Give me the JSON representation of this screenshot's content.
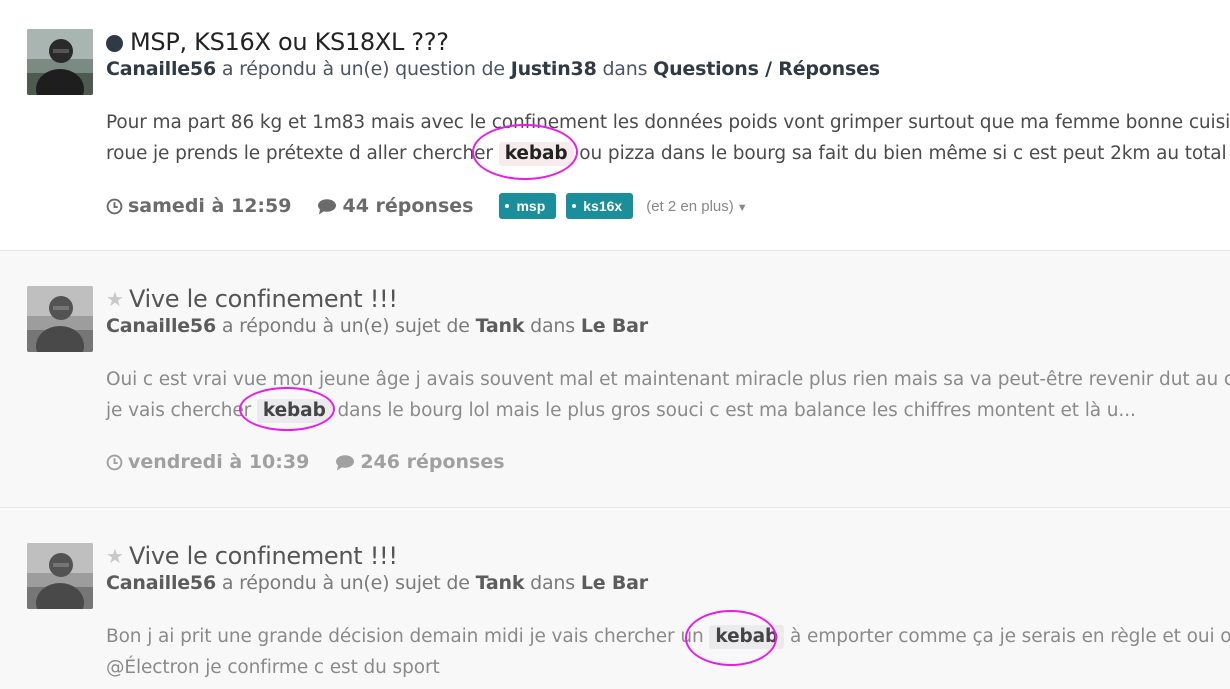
{
  "results": [
    {
      "title": "MSP, KS16X ou KS18XL ???",
      "author": "Canaille56",
      "action": "a répondu à un(e) question de",
      "target_user": "Justin38",
      "in_word": "dans",
      "forum": "Questions / Réponses",
      "snippet_l1": "Pour ma part 86 kg et 1m83 mais avec le confinement les données poids vont grimper surtout que ma femme bonne cuisinière",
      "snippet_l2_pre": "roue je prends le prétexte d aller chercher",
      "highlight": "kebab",
      "snippet_l2_post": "ou pizza dans le bourg sa fait du bien même si c est peut 2km au total",
      "date": "samedi à 12:59",
      "replies": "44 réponses",
      "tags": [
        "msp",
        "ks16x"
      ],
      "more_tags": "(et 2 en plus)"
    },
    {
      "title": "Vive le confinement !!!",
      "author": "Canaille56",
      "action": "a répondu à un(e) sujet de",
      "target_user": "Tank",
      "in_word": "dans",
      "forum": "Le Bar",
      "snippet_l1": "Oui c est vrai vue mon jeune âge j avais souvent mal et maintenant miracle plus rien mais sa va peut-être revenir dut au confinement",
      "snippet_l2_pre": "je vais chercher",
      "highlight": "kebab",
      "snippet_l2_post": "dans le bourg lol mais le plus gros souci c est ma balance les chiffres montent et là u...",
      "date": "vendredi à 10:39",
      "replies": "246 réponses"
    },
    {
      "title": "Vive le confinement !!!",
      "author": "Canaille56",
      "action": "a répondu à un(e) sujet de",
      "target_user": "Tank",
      "in_word": "dans",
      "forum": "Le Bar",
      "snippet_l1_pre": "Bon j ai prit une grande décision demain midi je vais chercher un",
      "highlight": "kebab",
      "snippet_l1_post": "à emporter comme ça je serais en règle et oui on va",
      "snippet_l2": "@Électron je confirme c est du sport"
    }
  ],
  "colors": {
    "tag_bg": "#1a8e9a",
    "annotation_circle": "#e81ce8",
    "unread_dot": "#2f3a45"
  }
}
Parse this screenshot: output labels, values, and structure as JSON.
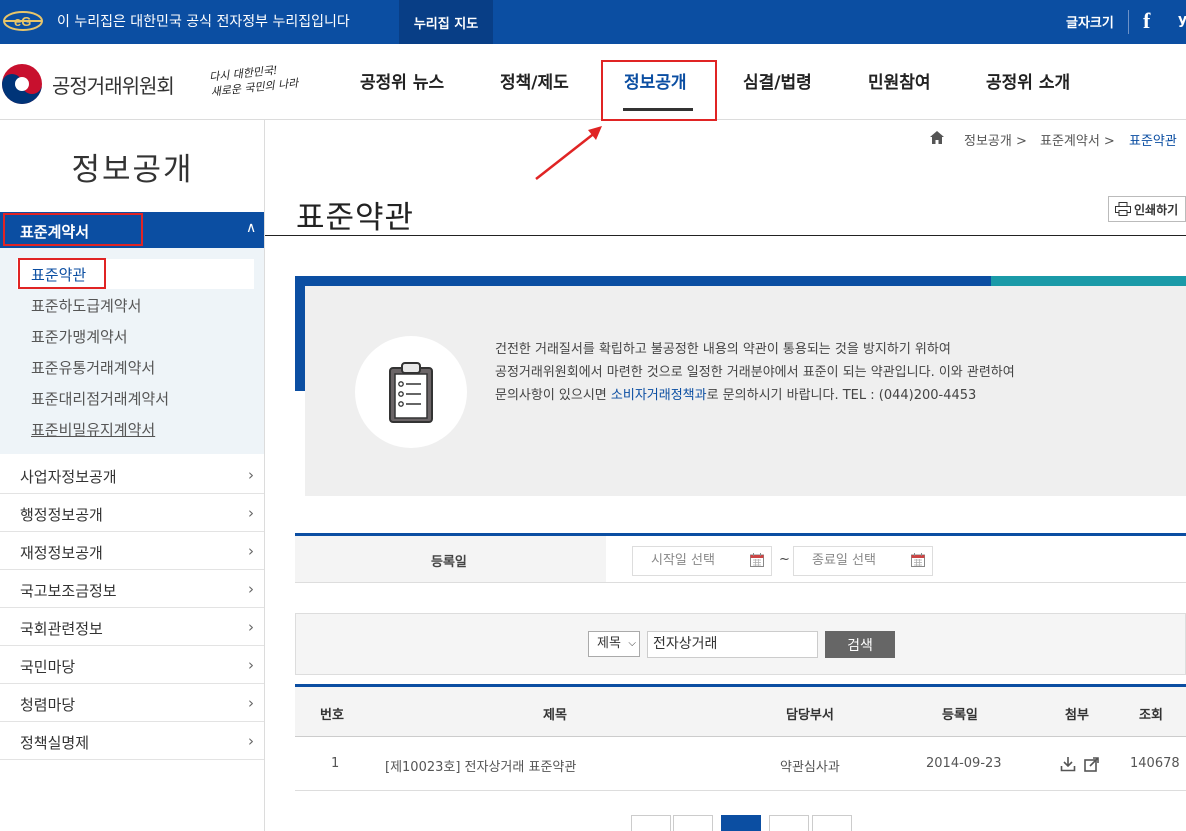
{
  "gov_banner": {
    "notice": "이 누리집은 대한민국 공식 전자정부 누리집입니다",
    "sitemap": "누리집 지도",
    "font_size": "글자크기",
    "facebook_glyph": "f",
    "twitter_glyph": "y"
  },
  "header": {
    "org_name": "공정거래위원회",
    "slogan_line1": "다시 대한민국!",
    "slogan_line2": "새로운 국민의 나라",
    "nav": [
      {
        "label": "공정위 뉴스"
      },
      {
        "label": "정책/제도"
      },
      {
        "label": "정보공개",
        "active": true
      },
      {
        "label": "심결/법령"
      },
      {
        "label": "민원참여"
      },
      {
        "label": "공정위 소개"
      }
    ]
  },
  "sidebar": {
    "title": "정보공개",
    "active_section": "표준계약서",
    "sub_items": [
      {
        "label": "표준약관",
        "selected": true
      },
      {
        "label": "표준하도급계약서"
      },
      {
        "label": "표준가맹계약서"
      },
      {
        "label": "표준유통거래계약서"
      },
      {
        "label": "표준대리점거래계약서"
      },
      {
        "label": "표준비밀유지계약서"
      }
    ],
    "menu": [
      {
        "label": "사업자정보공개"
      },
      {
        "label": "행정정보공개"
      },
      {
        "label": "재정정보공개"
      },
      {
        "label": "국고보조금정보"
      },
      {
        "label": "국회관련정보"
      },
      {
        "label": "국민마당"
      },
      {
        "label": "청렴마당"
      },
      {
        "label": "정책실명제"
      }
    ]
  },
  "breadcrumb": [
    "정보공개 >",
    "표준계약서 >",
    "표준약관"
  ],
  "page_title": "표준약관",
  "print_label": "인쇄하기",
  "info": {
    "line1": "건전한 거래질서를 확립하고 불공정한 내용의 약관이 통용되는 것을 방지하기 위하여",
    "line2": "공정거래위원회에서 마련한 것으로 일정한 거래분야에서 표준이 되는 약관입니다. 이와 관련하여",
    "line3_prefix": "문의사항이 있으시면 ",
    "line3_link": "소비자거래정책과",
    "line3_suffix": "로 문의하시기 바랍니다. TEL : (044)200-4453"
  },
  "filter": {
    "label": "등록일",
    "start_placeholder": "시작일 선택",
    "end_placeholder": "종료일 선택",
    "separator": "~"
  },
  "search": {
    "field_select": "제목",
    "keyword": "전자상거래",
    "button": "검색"
  },
  "table": {
    "columns": [
      "번호",
      "제목",
      "담당부서",
      "등록일",
      "첨부",
      "조회"
    ],
    "rows": [
      {
        "no": "1",
        "title": "[제10023호] 전자상거래 표준약관",
        "dept": "약관심사과",
        "date": "2014-09-23",
        "views": "140678"
      }
    ]
  },
  "colors": {
    "primary": "#0b4ea2",
    "teal": "#1a9aa8",
    "highlight": "#e02424"
  }
}
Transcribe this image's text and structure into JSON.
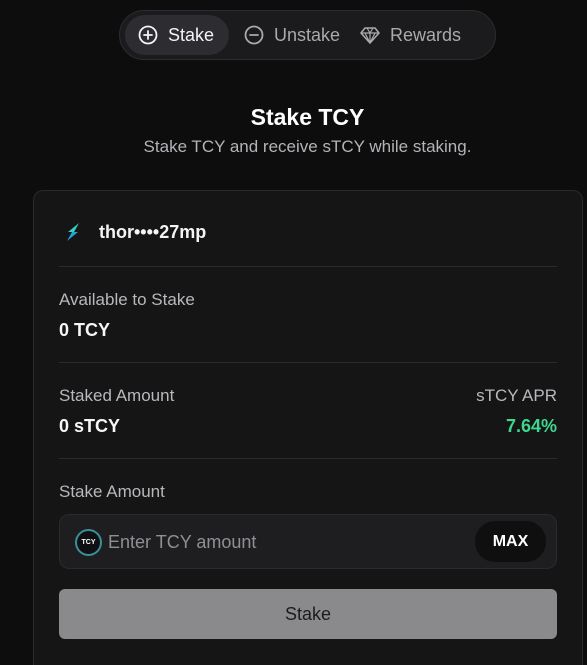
{
  "tabs": [
    {
      "label": "Stake",
      "icon": "plus-circle-icon",
      "active": true
    },
    {
      "label": "Unstake",
      "icon": "minus-circle-icon",
      "active": false
    },
    {
      "label": "Rewards",
      "icon": "diamond-icon",
      "active": false
    }
  ],
  "header": {
    "title": "Stake TCY",
    "subtitle": "Stake TCY and receive sTCY while staking."
  },
  "wallet": {
    "address": "thor••••27mp",
    "icon": "thorchain-logo-icon"
  },
  "available": {
    "label": "Available to Stake",
    "value": "0 TCY"
  },
  "staked": {
    "label": "Staked Amount",
    "value": "0 sTCY",
    "apr_label": "sTCY APR",
    "apr_value": "7.64%"
  },
  "stake_amount": {
    "label": "Stake Amount",
    "placeholder": "Enter TCY amount",
    "coin_label": "TCY",
    "max_label": "MAX"
  },
  "actions": {
    "stake_label": "Stake"
  },
  "colors": {
    "background": "#0d0d0e",
    "card": "#151516",
    "accent_green": "#3dd68c",
    "button_disabled": "#8a8a8c"
  }
}
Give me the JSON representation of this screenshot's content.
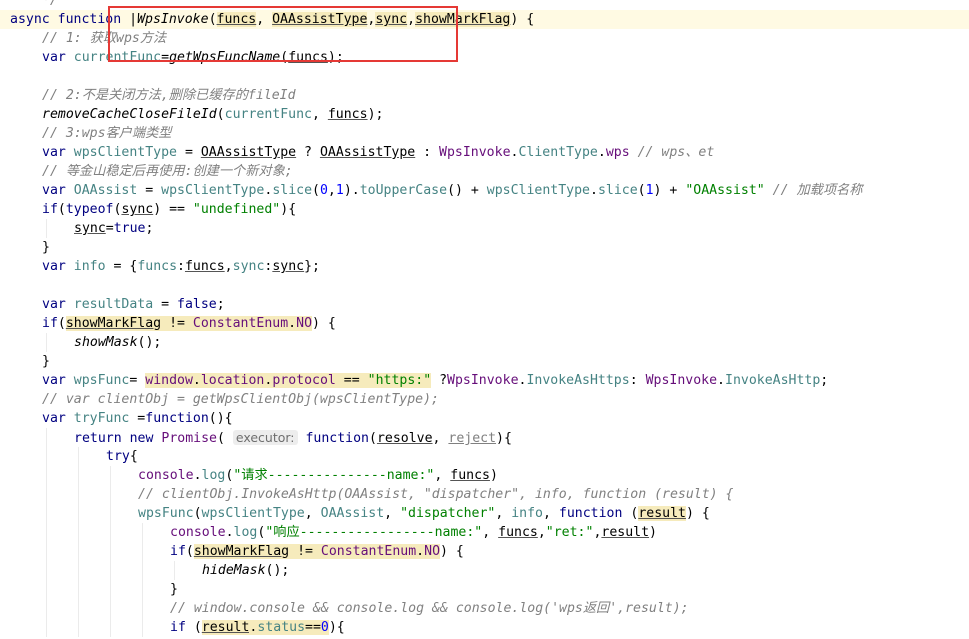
{
  "editor": {
    "colors": {
      "keyword": "#000080",
      "string": "#008000",
      "number": "#0000ff",
      "comment": "#808080",
      "field": "#458383",
      "global": "#660e7a",
      "current_line": "#fffae3",
      "highlight": "#f6ebbc",
      "annotation": "#e53935"
    },
    "lines": [
      {
        "indent": 1,
        "tokens": [
          {
            "t": "*/",
            "k": "cm"
          }
        ]
      },
      {
        "indent": 0,
        "current": true,
        "tokens": [
          {
            "t": "async",
            "k": "kw"
          },
          {
            "t": " "
          },
          {
            "t": "function",
            "k": "kw"
          },
          {
            "t": " "
          },
          {
            "t": "|",
            "k": "caret"
          },
          {
            "t": "WpsInvoke",
            "k": "fn"
          },
          {
            "t": "("
          },
          {
            "t": "funcs",
            "k": "param",
            "hl": true
          },
          {
            "t": ", "
          },
          {
            "t": "OAAssistType",
            "k": "param",
            "hl": true
          },
          {
            "t": ","
          },
          {
            "t": "sync",
            "k": "param",
            "hl": true
          },
          {
            "t": ","
          },
          {
            "t": "showMarkFlag",
            "k": "param",
            "hl": true
          },
          {
            "t": ") {"
          }
        ]
      },
      {
        "indent": 1,
        "tokens": [
          {
            "t": "// 1: 获取wps方法",
            "k": "cm"
          }
        ]
      },
      {
        "indent": 1,
        "tokens": [
          {
            "t": "var",
            "k": "kw"
          },
          {
            "t": " "
          },
          {
            "t": "currentFunc",
            "k": "var"
          },
          {
            "t": "="
          },
          {
            "t": "getWpsFuncName",
            "k": "fn"
          },
          {
            "t": "("
          },
          {
            "t": "funcs",
            "k": "param"
          },
          {
            "t": ");"
          }
        ]
      },
      {
        "indent": 0,
        "tokens": []
      },
      {
        "indent": 1,
        "tokens": [
          {
            "t": "// 2:不是关闭方法,删除已缓存的fileId",
            "k": "cm"
          }
        ]
      },
      {
        "indent": 1,
        "tokens": [
          {
            "t": "removeCacheCloseFileId",
            "k": "fn"
          },
          {
            "t": "("
          },
          {
            "t": "currentFunc",
            "k": "var"
          },
          {
            "t": ", "
          },
          {
            "t": "funcs",
            "k": "param"
          },
          {
            "t": ");"
          }
        ]
      },
      {
        "indent": 1,
        "tokens": [
          {
            "t": "// 3:wps客户端类型",
            "k": "cm"
          }
        ]
      },
      {
        "indent": 1,
        "tokens": [
          {
            "t": "var",
            "k": "kw"
          },
          {
            "t": " "
          },
          {
            "t": "wpsClientType",
            "k": "var"
          },
          {
            "t": " = "
          },
          {
            "t": "OAAssistType",
            "k": "param"
          },
          {
            "t": " ? "
          },
          {
            "t": "OAAssistType",
            "k": "param"
          },
          {
            "t": " : "
          },
          {
            "t": "WpsInvoke",
            "k": "global"
          },
          {
            "t": "."
          },
          {
            "t": "ClientType",
            "k": "field"
          },
          {
            "t": "."
          },
          {
            "t": "wps",
            "k": "global"
          },
          {
            "t": " "
          },
          {
            "t": "// wps、et",
            "k": "cm"
          }
        ]
      },
      {
        "indent": 1,
        "tokens": [
          {
            "t": "// 等金山稳定后再使用:创建一个新对象;",
            "k": "cm"
          }
        ]
      },
      {
        "indent": 1,
        "tokens": [
          {
            "t": "var",
            "k": "kw"
          },
          {
            "t": " "
          },
          {
            "t": "OAAssist",
            "k": "var"
          },
          {
            "t": " = "
          },
          {
            "t": "wpsClientType",
            "k": "var"
          },
          {
            "t": "."
          },
          {
            "t": "slice",
            "k": "field"
          },
          {
            "t": "("
          },
          {
            "t": "0",
            "k": "num"
          },
          {
            "t": ","
          },
          {
            "t": "1",
            "k": "num"
          },
          {
            "t": ")."
          },
          {
            "t": "toUpperCase",
            "k": "field"
          },
          {
            "t": "() + "
          },
          {
            "t": "wpsClientType",
            "k": "var"
          },
          {
            "t": "."
          },
          {
            "t": "slice",
            "k": "field"
          },
          {
            "t": "("
          },
          {
            "t": "1",
            "k": "num"
          },
          {
            "t": ") + "
          },
          {
            "t": "\"OAAssist\"",
            "k": "str"
          },
          {
            "t": " "
          },
          {
            "t": "// 加载项名称",
            "k": "cm"
          }
        ]
      },
      {
        "indent": 1,
        "tokens": [
          {
            "t": "if",
            "k": "kw"
          },
          {
            "t": "("
          },
          {
            "t": "typeof",
            "k": "kw"
          },
          {
            "t": "("
          },
          {
            "t": "sync",
            "k": "param"
          },
          {
            "t": ") == "
          },
          {
            "t": "\"undefined\"",
            "k": "str"
          },
          {
            "t": "){"
          }
        ]
      },
      {
        "indent": 2,
        "tokens": [
          {
            "t": "sync",
            "k": "param"
          },
          {
            "t": "="
          },
          {
            "t": "true",
            "k": "kw"
          },
          {
            "t": ";"
          }
        ]
      },
      {
        "indent": 1,
        "tokens": [
          {
            "t": "}"
          }
        ]
      },
      {
        "indent": 1,
        "tokens": [
          {
            "t": "var",
            "k": "kw"
          },
          {
            "t": " "
          },
          {
            "t": "info",
            "k": "var"
          },
          {
            "t": " = {"
          },
          {
            "t": "funcs",
            "k": "field"
          },
          {
            "t": ":"
          },
          {
            "t": "funcs",
            "k": "param"
          },
          {
            "t": ","
          },
          {
            "t": "sync",
            "k": "field"
          },
          {
            "t": ":"
          },
          {
            "t": "sync",
            "k": "param"
          },
          {
            "t": "};"
          }
        ]
      },
      {
        "indent": 0,
        "tokens": []
      },
      {
        "indent": 1,
        "tokens": [
          {
            "t": "var",
            "k": "kw"
          },
          {
            "t": " "
          },
          {
            "t": "resultData",
            "k": "var"
          },
          {
            "t": " = "
          },
          {
            "t": "false",
            "k": "kw"
          },
          {
            "t": ";"
          }
        ]
      },
      {
        "indent": 1,
        "tokens": [
          {
            "t": "if",
            "k": "kw"
          },
          {
            "t": "("
          },
          {
            "t": "showMarkFlag",
            "k": "param",
            "hl": true
          },
          {
            "t": " != ",
            "hl": true
          },
          {
            "t": "ConstantEnum",
            "k": "global",
            "hl": true
          },
          {
            "t": ".",
            "hl": true
          },
          {
            "t": "NO",
            "k": "global",
            "hl": true
          },
          {
            "t": ") {"
          }
        ]
      },
      {
        "indent": 2,
        "tokens": [
          {
            "t": "showMask",
            "k": "fn"
          },
          {
            "t": "();"
          }
        ]
      },
      {
        "indent": 1,
        "tokens": [
          {
            "t": "}"
          }
        ]
      },
      {
        "indent": 1,
        "tokens": [
          {
            "t": "var",
            "k": "kw"
          },
          {
            "t": " "
          },
          {
            "t": "wpsFunc",
            "k": "var"
          },
          {
            "t": "= "
          },
          {
            "t": "window",
            "k": "global",
            "hl": true
          },
          {
            "t": ".",
            "hl": true
          },
          {
            "t": "location",
            "k": "global",
            "hl": true
          },
          {
            "t": ".",
            "hl": true
          },
          {
            "t": "protocol",
            "k": "global",
            "hl": true
          },
          {
            "t": " == ",
            "hl": true
          },
          {
            "t": "\"https:\"",
            "k": "str",
            "hl": true
          },
          {
            "t": " ?"
          },
          {
            "t": "WpsInvoke",
            "k": "global"
          },
          {
            "t": "."
          },
          {
            "t": "InvokeAsHttps",
            "k": "field"
          },
          {
            "t": ": "
          },
          {
            "t": "WpsInvoke",
            "k": "global"
          },
          {
            "t": "."
          },
          {
            "t": "InvokeAsHttp",
            "k": "field"
          },
          {
            "t": ";"
          }
        ]
      },
      {
        "indent": 1,
        "tokens": [
          {
            "t": "// var clientObj = getWpsClientObj(wpsClientType);",
            "k": "cm"
          }
        ]
      },
      {
        "indent": 1,
        "tokens": [
          {
            "t": "var",
            "k": "kw"
          },
          {
            "t": " "
          },
          {
            "t": "tryFunc",
            "k": "var"
          },
          {
            "t": " ="
          },
          {
            "t": "function",
            "k": "kw"
          },
          {
            "t": "(){"
          }
        ]
      },
      {
        "indent": 2,
        "tokens": [
          {
            "t": "return",
            "k": "kw"
          },
          {
            "t": " "
          },
          {
            "t": "new",
            "k": "kw"
          },
          {
            "t": " "
          },
          {
            "t": "Promise",
            "k": "global"
          },
          {
            "t": "( "
          },
          {
            "t": "executor:",
            "k": "hint"
          },
          {
            "t": " "
          },
          {
            "t": "function",
            "k": "kw"
          },
          {
            "t": "("
          },
          {
            "t": "resolve",
            "k": "param"
          },
          {
            "t": ", "
          },
          {
            "t": "reject",
            "k": "unused"
          },
          {
            "t": "){"
          }
        ]
      },
      {
        "indent": 3,
        "tokens": [
          {
            "t": "try",
            "k": "kw"
          },
          {
            "t": "{"
          }
        ]
      },
      {
        "indent": 4,
        "tokens": [
          {
            "t": "console",
            "k": "global"
          },
          {
            "t": "."
          },
          {
            "t": "log",
            "k": "field"
          },
          {
            "t": "("
          },
          {
            "t": "\"请求---------------name:\"",
            "k": "str"
          },
          {
            "t": ", "
          },
          {
            "t": "funcs",
            "k": "param"
          },
          {
            "t": ")"
          }
        ]
      },
      {
        "indent": 4,
        "tokens": [
          {
            "t": "// clientObj.InvokeAsHttp(OAAssist, \"dispatcher\", info, function (result) {",
            "k": "cm"
          }
        ]
      },
      {
        "indent": 4,
        "tokens": [
          {
            "t": "wpsFunc",
            "k": "var"
          },
          {
            "t": "("
          },
          {
            "t": "wpsClientType",
            "k": "var"
          },
          {
            "t": ", "
          },
          {
            "t": "OAAssist",
            "k": "var"
          },
          {
            "t": ", "
          },
          {
            "t": "\"dispatcher\"",
            "k": "str"
          },
          {
            "t": ", "
          },
          {
            "t": "info",
            "k": "var"
          },
          {
            "t": ", "
          },
          {
            "t": "function",
            "k": "kw"
          },
          {
            "t": " ("
          },
          {
            "t": "result",
            "k": "param",
            "hl": true
          },
          {
            "t": ") {"
          }
        ]
      },
      {
        "indent": 5,
        "tokens": [
          {
            "t": "console",
            "k": "global"
          },
          {
            "t": "."
          },
          {
            "t": "log",
            "k": "field"
          },
          {
            "t": "("
          },
          {
            "t": "\"响应-----------------name:\"",
            "k": "str"
          },
          {
            "t": ", "
          },
          {
            "t": "funcs",
            "k": "param"
          },
          {
            "t": ","
          },
          {
            "t": "\"ret:\"",
            "k": "str"
          },
          {
            "t": ","
          },
          {
            "t": "result",
            "k": "param"
          },
          {
            "t": ")"
          }
        ]
      },
      {
        "indent": 5,
        "tokens": [
          {
            "t": "if",
            "k": "kw"
          },
          {
            "t": "("
          },
          {
            "t": "showMarkFlag",
            "k": "param",
            "hl": true
          },
          {
            "t": " != ",
            "hl": true
          },
          {
            "t": "ConstantEnum",
            "k": "global",
            "hl": true
          },
          {
            "t": ".",
            "hl": true
          },
          {
            "t": "NO",
            "k": "global",
            "hl": true
          },
          {
            "t": ") {"
          }
        ]
      },
      {
        "indent": 6,
        "tokens": [
          {
            "t": "hideMask",
            "k": "fn"
          },
          {
            "t": "();"
          }
        ]
      },
      {
        "indent": 5,
        "tokens": [
          {
            "t": "}"
          }
        ]
      },
      {
        "indent": 5,
        "tokens": [
          {
            "t": "// window.console && console.log && console.log('wps返回',result);",
            "k": "cm"
          }
        ]
      },
      {
        "indent": 5,
        "tokens": [
          {
            "t": "if",
            "k": "kw"
          },
          {
            "t": " ("
          },
          {
            "t": "result",
            "k": "param",
            "hl": true
          },
          {
            "t": ".",
            "hl": true
          },
          {
            "t": "status",
            "k": "field",
            "hl": true
          },
          {
            "t": "==",
            "hl": true
          },
          {
            "t": "0",
            "k": "num",
            "hl": true
          },
          {
            "t": "){"
          }
        ]
      }
    ]
  }
}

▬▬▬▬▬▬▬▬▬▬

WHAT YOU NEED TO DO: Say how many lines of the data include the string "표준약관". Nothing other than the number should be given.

SOLUTION TO THIS TASK: 4